- _WORK ORDER_
State how many lines in the records below include the word "time". Give nothing but that number.

- _Records from a data source_
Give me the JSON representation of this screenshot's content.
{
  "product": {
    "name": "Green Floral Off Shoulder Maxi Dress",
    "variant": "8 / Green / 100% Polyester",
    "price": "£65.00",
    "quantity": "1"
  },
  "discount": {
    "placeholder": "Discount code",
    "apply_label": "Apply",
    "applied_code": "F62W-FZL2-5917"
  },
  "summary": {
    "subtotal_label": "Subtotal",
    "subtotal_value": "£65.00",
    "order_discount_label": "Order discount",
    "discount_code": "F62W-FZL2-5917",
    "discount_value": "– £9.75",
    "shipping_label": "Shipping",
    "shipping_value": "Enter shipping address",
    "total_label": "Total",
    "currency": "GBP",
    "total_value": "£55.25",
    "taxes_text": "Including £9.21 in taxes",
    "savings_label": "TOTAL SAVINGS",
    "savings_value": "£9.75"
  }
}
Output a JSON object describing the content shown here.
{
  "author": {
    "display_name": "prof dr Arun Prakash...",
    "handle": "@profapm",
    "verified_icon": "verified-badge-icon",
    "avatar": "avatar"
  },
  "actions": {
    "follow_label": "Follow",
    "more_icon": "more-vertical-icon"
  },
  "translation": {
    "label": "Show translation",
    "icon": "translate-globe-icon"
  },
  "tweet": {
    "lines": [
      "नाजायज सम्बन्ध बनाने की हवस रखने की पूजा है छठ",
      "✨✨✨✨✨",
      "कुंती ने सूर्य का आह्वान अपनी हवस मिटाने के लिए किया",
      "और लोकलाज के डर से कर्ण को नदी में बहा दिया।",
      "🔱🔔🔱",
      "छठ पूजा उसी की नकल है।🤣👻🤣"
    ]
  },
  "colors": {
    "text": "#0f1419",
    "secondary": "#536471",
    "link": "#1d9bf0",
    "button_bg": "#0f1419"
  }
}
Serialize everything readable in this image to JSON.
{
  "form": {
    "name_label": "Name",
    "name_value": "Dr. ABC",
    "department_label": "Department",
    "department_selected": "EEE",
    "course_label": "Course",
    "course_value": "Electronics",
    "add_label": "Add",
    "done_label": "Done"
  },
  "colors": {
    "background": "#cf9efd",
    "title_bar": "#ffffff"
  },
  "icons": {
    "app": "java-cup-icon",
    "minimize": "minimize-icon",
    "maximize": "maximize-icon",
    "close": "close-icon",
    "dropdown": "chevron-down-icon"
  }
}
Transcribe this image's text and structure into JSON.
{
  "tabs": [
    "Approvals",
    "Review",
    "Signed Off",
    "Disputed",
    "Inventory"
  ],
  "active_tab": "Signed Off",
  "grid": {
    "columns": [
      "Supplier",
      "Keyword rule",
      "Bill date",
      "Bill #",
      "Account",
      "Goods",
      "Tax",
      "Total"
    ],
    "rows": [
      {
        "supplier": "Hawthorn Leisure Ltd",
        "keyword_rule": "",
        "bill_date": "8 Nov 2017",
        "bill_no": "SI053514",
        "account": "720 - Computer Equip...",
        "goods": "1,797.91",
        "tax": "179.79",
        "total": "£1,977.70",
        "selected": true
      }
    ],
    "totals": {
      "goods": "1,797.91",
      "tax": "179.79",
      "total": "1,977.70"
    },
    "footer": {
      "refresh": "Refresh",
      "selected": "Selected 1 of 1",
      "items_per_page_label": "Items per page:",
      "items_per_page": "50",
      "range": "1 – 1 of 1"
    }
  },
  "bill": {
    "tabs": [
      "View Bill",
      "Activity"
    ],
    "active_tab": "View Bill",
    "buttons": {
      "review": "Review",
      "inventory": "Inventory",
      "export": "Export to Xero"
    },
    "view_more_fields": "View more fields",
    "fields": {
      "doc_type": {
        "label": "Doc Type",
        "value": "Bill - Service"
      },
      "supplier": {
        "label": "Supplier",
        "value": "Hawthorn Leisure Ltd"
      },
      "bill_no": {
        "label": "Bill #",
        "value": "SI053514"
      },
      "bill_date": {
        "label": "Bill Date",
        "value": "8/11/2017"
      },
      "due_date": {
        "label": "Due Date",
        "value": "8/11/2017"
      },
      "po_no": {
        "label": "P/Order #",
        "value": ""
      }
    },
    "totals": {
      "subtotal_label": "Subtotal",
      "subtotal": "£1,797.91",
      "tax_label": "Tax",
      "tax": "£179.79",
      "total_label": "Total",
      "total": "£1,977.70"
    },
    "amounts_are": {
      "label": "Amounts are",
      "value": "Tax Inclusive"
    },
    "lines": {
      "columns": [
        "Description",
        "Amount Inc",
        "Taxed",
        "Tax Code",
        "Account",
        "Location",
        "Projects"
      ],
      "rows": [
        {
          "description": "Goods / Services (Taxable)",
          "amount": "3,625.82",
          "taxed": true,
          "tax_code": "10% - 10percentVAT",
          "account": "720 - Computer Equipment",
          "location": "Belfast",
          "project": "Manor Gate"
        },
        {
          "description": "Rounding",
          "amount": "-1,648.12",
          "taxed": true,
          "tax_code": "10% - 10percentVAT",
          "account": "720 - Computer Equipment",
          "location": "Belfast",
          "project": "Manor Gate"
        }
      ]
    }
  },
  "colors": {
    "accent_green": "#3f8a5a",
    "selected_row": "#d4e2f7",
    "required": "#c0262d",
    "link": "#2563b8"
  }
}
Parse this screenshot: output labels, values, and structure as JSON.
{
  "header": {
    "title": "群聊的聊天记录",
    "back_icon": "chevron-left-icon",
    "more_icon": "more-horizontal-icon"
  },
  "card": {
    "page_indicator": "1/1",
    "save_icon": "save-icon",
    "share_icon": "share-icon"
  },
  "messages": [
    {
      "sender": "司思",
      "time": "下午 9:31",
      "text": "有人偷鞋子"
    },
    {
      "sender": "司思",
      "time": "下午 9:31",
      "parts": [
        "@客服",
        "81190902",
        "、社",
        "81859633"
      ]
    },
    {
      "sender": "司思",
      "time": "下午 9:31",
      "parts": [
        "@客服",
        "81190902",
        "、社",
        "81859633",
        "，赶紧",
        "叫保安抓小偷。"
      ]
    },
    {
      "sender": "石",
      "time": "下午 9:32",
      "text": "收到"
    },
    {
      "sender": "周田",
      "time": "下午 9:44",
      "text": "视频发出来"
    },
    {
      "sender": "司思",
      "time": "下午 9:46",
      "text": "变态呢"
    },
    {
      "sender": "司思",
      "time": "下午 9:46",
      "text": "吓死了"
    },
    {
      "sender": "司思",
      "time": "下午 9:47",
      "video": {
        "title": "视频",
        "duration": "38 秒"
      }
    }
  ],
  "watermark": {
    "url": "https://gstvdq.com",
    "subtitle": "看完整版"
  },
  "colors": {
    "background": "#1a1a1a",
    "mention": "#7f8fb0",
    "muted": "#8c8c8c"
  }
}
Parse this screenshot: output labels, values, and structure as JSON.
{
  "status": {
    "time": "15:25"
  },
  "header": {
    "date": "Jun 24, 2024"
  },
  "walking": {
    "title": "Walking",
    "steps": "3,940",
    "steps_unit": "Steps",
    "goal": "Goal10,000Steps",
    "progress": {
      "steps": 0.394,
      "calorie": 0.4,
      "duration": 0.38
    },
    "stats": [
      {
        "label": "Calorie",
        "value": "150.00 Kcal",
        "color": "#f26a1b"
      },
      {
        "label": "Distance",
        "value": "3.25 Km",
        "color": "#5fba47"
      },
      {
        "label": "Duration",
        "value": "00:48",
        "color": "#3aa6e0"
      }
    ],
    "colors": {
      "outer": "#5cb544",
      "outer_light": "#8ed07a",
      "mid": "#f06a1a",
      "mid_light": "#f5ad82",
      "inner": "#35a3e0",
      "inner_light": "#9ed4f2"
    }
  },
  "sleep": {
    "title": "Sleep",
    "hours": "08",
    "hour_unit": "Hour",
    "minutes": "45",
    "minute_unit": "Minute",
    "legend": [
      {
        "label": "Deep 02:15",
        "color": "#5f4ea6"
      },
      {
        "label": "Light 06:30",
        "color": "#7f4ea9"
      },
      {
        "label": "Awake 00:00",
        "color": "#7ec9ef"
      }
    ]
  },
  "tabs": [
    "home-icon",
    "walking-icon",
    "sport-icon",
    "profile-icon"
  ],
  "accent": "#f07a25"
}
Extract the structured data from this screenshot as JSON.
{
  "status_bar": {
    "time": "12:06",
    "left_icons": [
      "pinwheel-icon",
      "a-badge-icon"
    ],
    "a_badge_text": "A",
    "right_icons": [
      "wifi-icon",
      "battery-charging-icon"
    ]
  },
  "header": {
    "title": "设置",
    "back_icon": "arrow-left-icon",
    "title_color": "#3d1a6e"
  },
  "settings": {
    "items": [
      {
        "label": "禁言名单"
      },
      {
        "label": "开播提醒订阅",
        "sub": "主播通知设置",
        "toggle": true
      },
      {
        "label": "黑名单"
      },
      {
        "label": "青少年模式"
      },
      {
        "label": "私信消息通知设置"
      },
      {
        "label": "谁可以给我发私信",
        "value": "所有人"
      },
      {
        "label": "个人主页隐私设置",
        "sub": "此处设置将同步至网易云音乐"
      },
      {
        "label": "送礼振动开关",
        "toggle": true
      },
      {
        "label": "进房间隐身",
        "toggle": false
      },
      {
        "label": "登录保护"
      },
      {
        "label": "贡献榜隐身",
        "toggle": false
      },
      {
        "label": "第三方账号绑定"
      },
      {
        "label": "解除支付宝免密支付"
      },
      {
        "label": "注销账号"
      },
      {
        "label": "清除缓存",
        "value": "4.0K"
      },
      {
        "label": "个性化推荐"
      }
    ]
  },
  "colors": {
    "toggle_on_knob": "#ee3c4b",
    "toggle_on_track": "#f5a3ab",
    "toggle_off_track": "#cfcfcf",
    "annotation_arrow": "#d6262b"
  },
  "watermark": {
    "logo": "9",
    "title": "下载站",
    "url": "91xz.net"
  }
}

- _EXERCISE OUTPUT_
10